Left-wing extremism and aggression are linked to psychopathic and narcissistic tendencies, a new study has found.
People with narcissistic or psychopathic tendencies are more likely to strongly endorse left-wing aggression against authority, according to a study published in the peer-reviewed journal Current Psychology.
The study found that people with dark personality traits like narcissism and psychopathy tend to be drawn more to certain aggressive left-wing political and social activities. Their desire to engage in these activities is not always rooted in a genuine desire for social justice, though, but rather is a way to satisfy their ego, the study suggests.
The study introduced a new term for this behavior called the “dark-ego-vehicle principle.”
“According to this principle, individuals with dark personalities – such as high narcissistic and psychopathic traits – are attracted to certain forms of political and social activism which they can use as a vehicle to satisfy their own ego-focused needs instead of actually aiming at social justice and equality,” study authors Dr. Ann Krispenz and Dr. Alexander Bertrams told PsyPost.
The study was actually made up of two studies, both of which found that “individuals who strongly endorse anti-hierarchical aggression to overthrow those in power are narcissistic individuals with psychopathic attributes and thus driven by ego-focused motives.”
“In particular, certain forms of activism might provide them with opportunities for positive self-presentation and displays of moral superiority, to gain social status, to dominate others, and to engage in social conflicts and aggression to satisfy their need for thrill seeking,” the authors told PsyPost.
The study authors warned that, “minority groups should be made aware of the narcissistic ‘enemies’ from within their activist movement, as these individuals could hijack the cause thereby reducing the success of the activism in many ways.”
Narcissists pretend to be prosocial, they said, but actually tend to have “low empathy,” the authors said.
The authors said they wanted to investigate the personality traits linked with left-wing authoritarianism because the concept has been met with skepticism by many researchers and there is not a lot of research on the subject.
“We were interested in the psychological factors behind authoritarianism,” they said. “There is a wide range of literature and research in the field of right-wing authoritarianism (RWA). However, research on authoritarianism observed in individuals who are supportive of left-wing political ideologies are still rare,” they said.
They used another researcher’s new measure for left-wing authoritarianism.
That new measure defined left-wing authoritarianism as a combination of three things, anti-hierarchical aggression or wanting to use force to overthrow established hierarchies, anti-conventionalism or embracing progressive moral values, and top-down censorship or wanting to use the government to suppress speech.
The authors cautioned, however, that authoritarianism can be found on both sides of the political spectrum.

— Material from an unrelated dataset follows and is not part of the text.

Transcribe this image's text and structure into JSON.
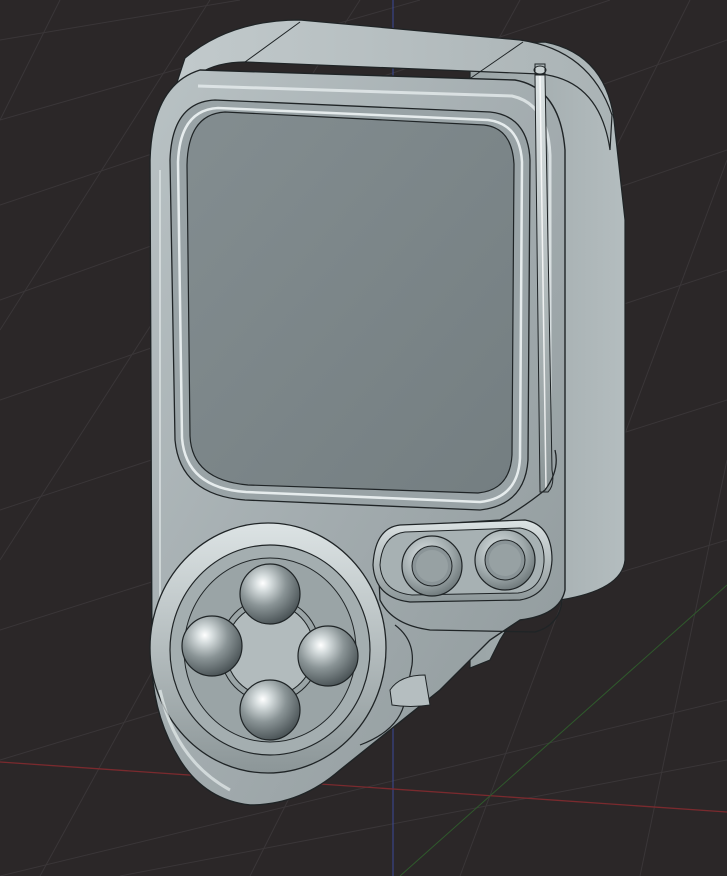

Violent left-wing activism has cropped up frequently in the U.S. in recent years, most notably during the summer of 2020, when activists destroyed the downtown areas of major cities during protests around the death of George Floyd.